Presenting Risk Information in DTC Ads: FDA Issues Proposed Rule That Allows for FlexibilityMarch 31, 2010
By Carrie S. Martin & Dara Katcher Levy –
On March 29, 2010, FDA published a proposed rule to amend its direct-to-consumer (“DTC”) regulations to require that prescription drug advertisements present information about side effects and contraindications in a “clear, conspicuous, and neutral manner.” Current regulations, found in 21 C.F.R. 202.1, require the disclosure of major side effects and contraindications (commonly known as the “major statement”) in either the audio or audio and visual parts of an advertisement and that they be presented in a comparable manner to any statements regarding the drug’s efficacy.

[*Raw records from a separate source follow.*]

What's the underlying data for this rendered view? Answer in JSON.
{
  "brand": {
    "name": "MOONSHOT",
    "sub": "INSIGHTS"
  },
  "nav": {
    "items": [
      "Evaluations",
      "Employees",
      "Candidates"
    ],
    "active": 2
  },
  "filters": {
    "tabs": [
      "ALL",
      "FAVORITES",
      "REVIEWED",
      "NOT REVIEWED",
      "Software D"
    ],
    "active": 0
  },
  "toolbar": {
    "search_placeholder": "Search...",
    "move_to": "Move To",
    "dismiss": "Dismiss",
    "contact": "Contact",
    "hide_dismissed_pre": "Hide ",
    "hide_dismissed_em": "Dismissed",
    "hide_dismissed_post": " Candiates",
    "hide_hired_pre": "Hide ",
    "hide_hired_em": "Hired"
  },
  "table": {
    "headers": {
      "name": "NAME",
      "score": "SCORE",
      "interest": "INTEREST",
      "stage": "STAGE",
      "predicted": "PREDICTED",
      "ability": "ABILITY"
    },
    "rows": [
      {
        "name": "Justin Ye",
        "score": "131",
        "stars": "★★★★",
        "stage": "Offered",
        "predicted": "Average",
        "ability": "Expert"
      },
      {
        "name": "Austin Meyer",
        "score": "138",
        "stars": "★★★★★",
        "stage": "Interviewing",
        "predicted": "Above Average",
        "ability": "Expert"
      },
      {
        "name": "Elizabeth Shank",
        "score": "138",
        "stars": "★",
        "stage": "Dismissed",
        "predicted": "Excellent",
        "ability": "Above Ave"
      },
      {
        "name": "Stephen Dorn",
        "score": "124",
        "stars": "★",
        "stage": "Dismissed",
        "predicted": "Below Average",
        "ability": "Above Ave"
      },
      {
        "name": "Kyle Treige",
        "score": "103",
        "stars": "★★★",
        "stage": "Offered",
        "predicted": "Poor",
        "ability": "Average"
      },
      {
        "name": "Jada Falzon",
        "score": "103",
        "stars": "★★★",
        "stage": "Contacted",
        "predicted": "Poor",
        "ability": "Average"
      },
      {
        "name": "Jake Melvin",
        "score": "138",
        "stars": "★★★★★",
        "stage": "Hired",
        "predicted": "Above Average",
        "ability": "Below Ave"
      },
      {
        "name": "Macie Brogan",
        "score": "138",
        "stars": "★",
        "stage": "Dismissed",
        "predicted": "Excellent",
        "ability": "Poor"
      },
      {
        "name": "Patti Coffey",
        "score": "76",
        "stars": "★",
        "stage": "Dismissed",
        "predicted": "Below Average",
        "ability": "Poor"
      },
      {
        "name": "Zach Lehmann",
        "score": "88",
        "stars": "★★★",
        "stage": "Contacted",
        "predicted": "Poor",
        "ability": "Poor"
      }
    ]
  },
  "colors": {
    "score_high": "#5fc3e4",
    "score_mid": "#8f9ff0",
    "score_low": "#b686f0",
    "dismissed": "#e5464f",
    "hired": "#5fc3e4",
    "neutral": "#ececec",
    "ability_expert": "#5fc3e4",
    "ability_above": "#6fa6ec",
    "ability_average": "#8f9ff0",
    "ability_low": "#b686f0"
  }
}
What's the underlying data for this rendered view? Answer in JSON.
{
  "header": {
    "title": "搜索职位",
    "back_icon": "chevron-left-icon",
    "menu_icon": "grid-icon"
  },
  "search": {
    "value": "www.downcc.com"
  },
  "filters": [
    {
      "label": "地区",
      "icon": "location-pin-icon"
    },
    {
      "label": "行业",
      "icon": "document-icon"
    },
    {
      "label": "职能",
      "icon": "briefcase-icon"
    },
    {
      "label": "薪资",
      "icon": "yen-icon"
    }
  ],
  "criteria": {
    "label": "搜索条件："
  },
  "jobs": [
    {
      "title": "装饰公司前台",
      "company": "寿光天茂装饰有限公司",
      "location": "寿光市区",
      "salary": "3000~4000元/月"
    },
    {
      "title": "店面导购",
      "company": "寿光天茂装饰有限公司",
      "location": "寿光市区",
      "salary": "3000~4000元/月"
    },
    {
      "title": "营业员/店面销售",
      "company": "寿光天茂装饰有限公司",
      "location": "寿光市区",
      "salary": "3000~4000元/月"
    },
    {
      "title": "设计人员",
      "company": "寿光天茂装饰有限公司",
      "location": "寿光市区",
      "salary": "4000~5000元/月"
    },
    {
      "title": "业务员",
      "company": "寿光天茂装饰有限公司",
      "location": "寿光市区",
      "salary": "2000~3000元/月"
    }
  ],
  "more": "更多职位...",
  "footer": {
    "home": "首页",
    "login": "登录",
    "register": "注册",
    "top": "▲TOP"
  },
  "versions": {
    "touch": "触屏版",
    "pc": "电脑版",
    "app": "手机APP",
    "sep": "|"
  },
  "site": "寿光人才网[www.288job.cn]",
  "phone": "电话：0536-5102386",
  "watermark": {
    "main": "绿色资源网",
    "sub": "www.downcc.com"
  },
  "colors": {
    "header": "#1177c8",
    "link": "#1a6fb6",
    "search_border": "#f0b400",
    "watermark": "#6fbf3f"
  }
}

With the passage of the FDA Amendments Act of 2007 (“FDAAA”), Section 502(n) of the Food and Drug Cosmetic Act (“FDC Act”) now requires that the major statement in television and radio advertisements to consumers be presented in a “clear, conspicuous, and neutral manner.” The Agency looked to standards set by other agencies for guidance, including the Federal Trade Commission (“FTC”), the Department of Treasury (“DOT”), and the Securities and Exchange Commission (“SEC”). FDA now proposes to amend Section 202.1(e)(1) to include four criteria as to when a major statement would be considered “clear, conspicuous, and neutral”:
(1) The information is presented in language that is readily understandable by consumers;
(2) The audio information is understandable in terms of the volume, articulation, and pacing used;
(3) The textual information is placed appropriately and is presented on a contrasting background for sufficient duration and in a manner that can be read easily (e.g., in terms of size and style of font); and
(4) There are no distracting representations, such as statements, text, images, sound, or any combination thereof, that detract from the communication of the major statement.
FDA admits that these guidelines provide “flexibility” for drug sponsors to be creative in how they meet these four criteria. In addition, the Agency believes that these proposed guidelines are consistent with the draft guidance it issued in May 2009 about the presentation of risk information entitled “Presenting Risk Information in Prescription Drug and Medical Device Promotion” ("Draft Guidance").
Unfortunately, both the draft guidance and the proposed regulations fail to clearly articulate what type of language will be clear, conspicuous, and neutral to consumers. The draft guidance was the first time the "Reasonable Consumer" standard had been proposed as a basis for judging the presentation of risk information in DTC promotion. The proposed regulations state that information presented must be "readily understandable by consumers." However, both the draft guidance and the proposed regulations fail to further articulate "who" these consumers are and what education level they might have. Nor is there any acknowledgment that certain risk information simply cannot be clearly described in supposed "consumer-friendly" language. Further, the Agency admits that it was not aware of any previous standard of what constitutes "neutral" in the "context of required disclosures" and asks the public for comments specifically addressing this issue.
Written or electronic comments should be submitted by June 28, 2010. FDA is particularly interested in comments about whether the final rule should require major statements to be presented in both the audio and visual parts of advertisements, as well as comments about the "neutral" standard. Written comments can be faxed to the Agency (301-827-6870) or sent to the Division of Dockets Management (HFA-305), FDA, 5630 Fishers Lane, rm. 1061, Rockville, MD 20852. Electronic submissions must go through the following website: www.regulations.gov.